Dabe Alan

Nintendo won’t have a family system until the horrible, hardware-locked account system is fixed

Nintendo won’t have a family system until the horrible, hardware-locked account system is fixed

Nintendo wants to create systems for families, but the company’s own account system is keeping that goal from becoming reality.

The problem is that Nintendo still locks content downloads to hardware, not a player’s account. So when I buy a game on my 3DS XL, it’s locked to that system. The games on my standard 3DS? Locked to that system. The games on my new 2DS? You got it. Locked down.

You can move games, but only a few times

There is a process to move games from one system to another, but it requires a download from the eShop, and you’re limited to the number of times you can transfer content from one system to the other.

“The number of transfers is limited to a total of five for each Nintendo eShop account,” Nintendo’s documentation states. “The number of transfers left will be displayed on both systems when carrying out the transfer and when selecting which systems to transfer with. The number of transfers you have left will be reset to 5 if you delete your Account Activity in Nintendo eShop.”

This is insane, especially when Nintendo is so aggressive with improvements and updates to the hardware. The process of moving content from one system to the next should be simple, unlimited, and built into the console. Sony and Microsoft already have this problem licked; you’ll be able to access your content on the Xbox One or the PlayStation 4 from any system as long as your account has been downloaded to that system. This behavior rewards families with multiple systems, and it makes replacing broken systems or upgrading into a new model much simpler.

Don’t expect to have your purchases linked to your account rather than each system any time soon.

“We don't have anything new to announce, unfortunately, other than we've definitely heard that feedback many times from both inside and outside the company,” Dan Adelman, Nintendo of America's head of business development, told Destructoid in an interview. “It's definitely something that we're very much aware of. All development for the infrastructure really happens out of Japan, so we've kind of communicated this need in the market, and they're very much aware of it and working towards really just always improving the eShop.”
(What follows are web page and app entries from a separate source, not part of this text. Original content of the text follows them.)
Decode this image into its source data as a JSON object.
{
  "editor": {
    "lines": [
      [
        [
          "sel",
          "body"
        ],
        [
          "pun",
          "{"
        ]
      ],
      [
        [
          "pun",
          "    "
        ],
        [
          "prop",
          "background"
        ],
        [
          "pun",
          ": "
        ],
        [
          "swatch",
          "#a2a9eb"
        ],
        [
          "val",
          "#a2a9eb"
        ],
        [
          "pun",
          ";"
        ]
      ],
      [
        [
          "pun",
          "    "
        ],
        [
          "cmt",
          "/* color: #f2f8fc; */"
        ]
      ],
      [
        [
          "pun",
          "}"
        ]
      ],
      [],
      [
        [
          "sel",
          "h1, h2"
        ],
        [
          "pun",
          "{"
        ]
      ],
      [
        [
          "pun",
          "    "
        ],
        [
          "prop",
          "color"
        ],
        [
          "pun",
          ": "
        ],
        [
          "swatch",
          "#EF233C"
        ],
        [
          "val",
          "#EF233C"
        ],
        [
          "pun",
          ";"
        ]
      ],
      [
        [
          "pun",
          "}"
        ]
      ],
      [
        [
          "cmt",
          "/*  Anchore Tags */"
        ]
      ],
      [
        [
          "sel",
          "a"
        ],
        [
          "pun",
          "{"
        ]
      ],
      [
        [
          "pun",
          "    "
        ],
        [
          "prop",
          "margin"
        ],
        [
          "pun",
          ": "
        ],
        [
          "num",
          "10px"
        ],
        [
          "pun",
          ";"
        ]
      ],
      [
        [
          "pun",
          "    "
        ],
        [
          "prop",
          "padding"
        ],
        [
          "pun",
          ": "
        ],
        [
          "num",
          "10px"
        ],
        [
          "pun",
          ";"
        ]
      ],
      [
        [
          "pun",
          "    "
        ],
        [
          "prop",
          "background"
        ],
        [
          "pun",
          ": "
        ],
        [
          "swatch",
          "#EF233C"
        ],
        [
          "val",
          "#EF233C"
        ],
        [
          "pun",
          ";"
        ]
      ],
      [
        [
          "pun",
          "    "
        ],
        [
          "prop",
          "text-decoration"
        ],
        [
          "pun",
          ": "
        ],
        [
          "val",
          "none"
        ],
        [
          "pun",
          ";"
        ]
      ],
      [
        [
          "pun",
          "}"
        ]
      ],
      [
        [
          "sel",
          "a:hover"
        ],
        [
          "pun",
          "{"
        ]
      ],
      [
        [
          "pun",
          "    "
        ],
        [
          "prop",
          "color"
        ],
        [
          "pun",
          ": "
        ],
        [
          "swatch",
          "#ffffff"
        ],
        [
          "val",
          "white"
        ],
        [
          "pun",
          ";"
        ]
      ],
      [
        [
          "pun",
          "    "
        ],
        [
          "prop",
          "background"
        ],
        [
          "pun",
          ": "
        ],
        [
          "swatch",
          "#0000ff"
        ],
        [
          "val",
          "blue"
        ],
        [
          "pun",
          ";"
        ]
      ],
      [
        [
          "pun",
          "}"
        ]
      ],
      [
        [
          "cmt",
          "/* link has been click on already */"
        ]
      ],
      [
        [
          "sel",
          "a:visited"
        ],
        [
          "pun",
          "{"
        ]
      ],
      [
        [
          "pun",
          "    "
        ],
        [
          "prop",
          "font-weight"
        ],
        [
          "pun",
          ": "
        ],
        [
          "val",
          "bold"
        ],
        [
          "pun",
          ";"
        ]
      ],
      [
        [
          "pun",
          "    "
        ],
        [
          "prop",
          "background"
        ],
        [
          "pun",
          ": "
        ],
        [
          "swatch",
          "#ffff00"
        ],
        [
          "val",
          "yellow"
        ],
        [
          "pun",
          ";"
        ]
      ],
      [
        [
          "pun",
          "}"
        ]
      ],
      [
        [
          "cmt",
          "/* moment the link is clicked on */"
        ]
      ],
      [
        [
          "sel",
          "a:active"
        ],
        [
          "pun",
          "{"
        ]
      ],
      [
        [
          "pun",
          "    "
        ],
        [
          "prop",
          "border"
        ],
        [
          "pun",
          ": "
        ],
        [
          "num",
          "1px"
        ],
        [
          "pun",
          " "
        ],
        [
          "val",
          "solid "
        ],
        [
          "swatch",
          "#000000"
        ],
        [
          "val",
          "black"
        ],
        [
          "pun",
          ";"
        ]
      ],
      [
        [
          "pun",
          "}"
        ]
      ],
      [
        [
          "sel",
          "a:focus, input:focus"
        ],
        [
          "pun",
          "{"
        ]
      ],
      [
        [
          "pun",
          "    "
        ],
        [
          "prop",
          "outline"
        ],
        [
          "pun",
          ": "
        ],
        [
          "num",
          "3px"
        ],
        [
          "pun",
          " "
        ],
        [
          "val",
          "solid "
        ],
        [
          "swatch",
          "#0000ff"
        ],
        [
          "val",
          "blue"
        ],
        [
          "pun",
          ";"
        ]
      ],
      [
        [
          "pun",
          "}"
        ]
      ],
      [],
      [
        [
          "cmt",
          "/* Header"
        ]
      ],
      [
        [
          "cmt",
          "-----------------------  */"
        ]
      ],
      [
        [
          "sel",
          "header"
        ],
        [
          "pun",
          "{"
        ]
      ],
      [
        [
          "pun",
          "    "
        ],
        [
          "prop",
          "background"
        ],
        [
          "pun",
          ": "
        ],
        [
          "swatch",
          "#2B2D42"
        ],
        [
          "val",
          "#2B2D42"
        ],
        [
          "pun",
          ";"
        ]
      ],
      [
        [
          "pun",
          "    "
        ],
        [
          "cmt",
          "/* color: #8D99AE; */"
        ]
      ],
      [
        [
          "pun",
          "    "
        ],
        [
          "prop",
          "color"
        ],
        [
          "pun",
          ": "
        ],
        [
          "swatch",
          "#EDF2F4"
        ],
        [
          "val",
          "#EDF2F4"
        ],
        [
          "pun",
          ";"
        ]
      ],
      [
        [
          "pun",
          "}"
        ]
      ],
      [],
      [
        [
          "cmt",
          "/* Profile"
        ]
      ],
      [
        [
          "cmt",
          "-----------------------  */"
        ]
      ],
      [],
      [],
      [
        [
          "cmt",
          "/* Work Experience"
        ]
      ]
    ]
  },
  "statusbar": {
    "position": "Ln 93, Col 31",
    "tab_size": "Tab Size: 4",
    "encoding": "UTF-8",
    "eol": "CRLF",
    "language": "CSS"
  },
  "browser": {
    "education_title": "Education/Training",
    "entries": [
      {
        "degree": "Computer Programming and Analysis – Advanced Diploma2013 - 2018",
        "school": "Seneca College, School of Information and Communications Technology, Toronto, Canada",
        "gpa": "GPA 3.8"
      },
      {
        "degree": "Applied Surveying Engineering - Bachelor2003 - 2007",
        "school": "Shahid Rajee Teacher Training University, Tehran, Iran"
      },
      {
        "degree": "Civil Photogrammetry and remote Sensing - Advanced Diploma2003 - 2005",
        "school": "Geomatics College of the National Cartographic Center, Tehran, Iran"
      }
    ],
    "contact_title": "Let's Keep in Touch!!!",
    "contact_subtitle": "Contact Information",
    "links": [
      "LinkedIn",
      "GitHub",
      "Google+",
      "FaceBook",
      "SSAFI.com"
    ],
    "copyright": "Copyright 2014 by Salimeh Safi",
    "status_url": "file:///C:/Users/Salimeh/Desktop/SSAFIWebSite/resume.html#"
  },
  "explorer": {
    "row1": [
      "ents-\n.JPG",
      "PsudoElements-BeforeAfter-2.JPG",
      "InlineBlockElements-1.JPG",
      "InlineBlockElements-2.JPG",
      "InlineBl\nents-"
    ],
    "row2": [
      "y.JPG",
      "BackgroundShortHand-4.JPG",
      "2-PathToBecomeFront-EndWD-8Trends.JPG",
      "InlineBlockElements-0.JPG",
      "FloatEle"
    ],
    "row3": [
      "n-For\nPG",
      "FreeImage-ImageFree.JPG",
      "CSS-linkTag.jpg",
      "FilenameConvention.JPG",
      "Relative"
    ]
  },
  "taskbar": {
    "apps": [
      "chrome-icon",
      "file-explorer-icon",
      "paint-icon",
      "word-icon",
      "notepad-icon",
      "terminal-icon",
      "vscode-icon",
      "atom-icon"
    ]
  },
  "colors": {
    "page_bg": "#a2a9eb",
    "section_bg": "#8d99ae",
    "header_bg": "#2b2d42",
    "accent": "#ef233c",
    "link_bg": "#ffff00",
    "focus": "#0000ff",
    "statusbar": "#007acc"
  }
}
If your system dies? You’re basically shit out of luck until Nintendo either repairs it or recovers your data in their shop. This is the case for every 3DS or DS in your collection, or your children’s systems. Your 3DS purchases are kept completely separate from your Wii U purchases. As far as Nintendo is concerned, every system you buy is a walled garden.

Contrast this to Sony’s PlayStation Network accounts, which make it easy to redownload every game you’ve ever purchased on your PlayStation 3, PSP, or Vita, no matter what hardware you used to purchase the content.

You can buy a brand new PlayStation 3, log in with your account, pull up your history, and replace your collection. This is something that’s so expected in modern hardware that we don’t even remark on it; the story is that Nintendo is so ass-backwards when it comes to digital games.

How this impacts families

One of the unintended consquences of a hardware-based account system is that it disincentivizes players from purchasing digital games. When I buy a physical 3DS game I can hand it to my daughter to play on the 2DS, which is her favorite system, or play it on my 3DS XL, which is my preferred way to play. My son has a standard 3DS, and he can play the game if we're not using it.

This makes the physical games a much better deal. If I buy Mario Kart 7 on a cartridge, we can play it on any system. If I download Mario Kart 7, it's locked into one system, with no possibility of sharing, and it's going to take days, if not weeks, to get back if that system is broken.

This is a ridiculous state of affairs, and it's already bit me in the ass when I accidentally bricked my Wii U and couldn't play any of my downloaded games until it was repaired and shipped back. Even if I ran out and bought a new system that day, my games on the bricked unit were locked down.

Locking games into the hardware used to download them make no sense; imagine if your Steam account could only work on one PC, or if your games were stuck in the first laptop you used to play them. We don't tolerate this limitation from anyone else, and family sharing along with unified accounts across hardware is getting better for consumers in the next-generation, not worse.

Nintendo has yet to even hint that this situation will be improving and, as the Wii U stumbles in the sales race and portable systems have to fight competitors like the Vita as well as iPods and iPhones, this disadvantage will only hurt Nintendo more.

For the love of God, Nintendo, fix this. It's a disgrace.